TitleThe association between edentulism and progress of multimorbidity over 12 years among older American adults.
Publication TypeJournal Article
Year of PublicationForthcoming
AuthorsMira, R, Newton, JT, Sabbah, W
JournalCommunity and Dental Health
ISSN Number0265-539X
KeywordsAging, edentulism, Longitudinal Studies, multimorbidity, Nutrient Intake

OBJECTIVES: To examine the relationship between edentulism and the progress of multimorbidity, and the role of nutritional intake and behaviours among older Americans.

METHODS: We used 7 waves (2006-2018) of the Health and Retirement Study, a longitudinal survey of older Americans (number included in analysis 2,224). Edentulism was assessed in 2006 and 2012. Multimorbidity was indicated by 5 self-reported conditions: diabetes, heart conditions, lung diseases, cancer, and stroke. Behavioural factors were smoking, excessive alcohol consumption, physical activity, and body mass index. Nutritional intake was calculated by summing 10 nutrients (Protein, Vitamins C, D, B12, E, Calcium, Zinc, Polyunsaturated fatty acids, Folate and ß- carotene). Multilevel models for analysis of longitudinal data were used to assess the association between change in repeated measures of multimorbidity (between 2006 and 2018) and edentulism (2006) adjusting for nutritional intake, behavioural and socioeconomic factors.

RESULTS: Participants who were edentate in 2006 and 2012 had higher rate-ratios (RR) for change in multimorbidity between 2006 to 2018 (RR: 1.29 and 1.28, respectively). After adjusting for socioeconomic factors, total nutrients and behavioural factors, these RR attenuated to 1.12 (95%CI: 1.06, 1.18) and 1.10 (95%CI: 1.05, 1.16), respectively. Total nutrition was negatively associated with progress of multimorbidity, but after adjusting for socioeconomic and behavioural factors the association became insignificant. Total nutrients rates in 2013 were significantly lower among those who were edentate in 2006 and 2012.

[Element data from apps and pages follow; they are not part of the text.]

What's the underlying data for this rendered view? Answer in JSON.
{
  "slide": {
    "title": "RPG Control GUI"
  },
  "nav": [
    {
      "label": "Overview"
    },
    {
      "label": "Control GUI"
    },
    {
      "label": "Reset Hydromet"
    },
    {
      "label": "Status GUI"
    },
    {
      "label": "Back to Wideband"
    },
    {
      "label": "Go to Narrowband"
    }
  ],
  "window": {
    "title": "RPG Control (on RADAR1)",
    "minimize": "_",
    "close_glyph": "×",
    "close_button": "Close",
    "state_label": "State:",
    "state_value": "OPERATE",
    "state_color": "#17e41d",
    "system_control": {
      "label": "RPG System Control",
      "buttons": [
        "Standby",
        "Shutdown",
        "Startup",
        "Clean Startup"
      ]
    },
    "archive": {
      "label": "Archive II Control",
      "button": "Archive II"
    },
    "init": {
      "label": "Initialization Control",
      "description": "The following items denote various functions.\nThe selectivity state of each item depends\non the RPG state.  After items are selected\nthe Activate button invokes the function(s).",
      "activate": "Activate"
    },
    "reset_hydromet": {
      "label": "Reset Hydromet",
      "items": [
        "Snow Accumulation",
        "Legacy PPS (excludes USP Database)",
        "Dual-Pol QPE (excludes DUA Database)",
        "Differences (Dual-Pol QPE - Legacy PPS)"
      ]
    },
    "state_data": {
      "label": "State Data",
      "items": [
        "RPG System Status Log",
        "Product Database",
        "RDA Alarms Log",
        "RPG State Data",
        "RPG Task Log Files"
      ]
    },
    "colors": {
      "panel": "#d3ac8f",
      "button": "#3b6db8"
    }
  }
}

CONCLUSION: There was a longitudinal association between edentulism and progress of multimorbidity. The relationship appeared to be mediated be behaviours and nutrition.

Citation Key13706
PubMed ID38078646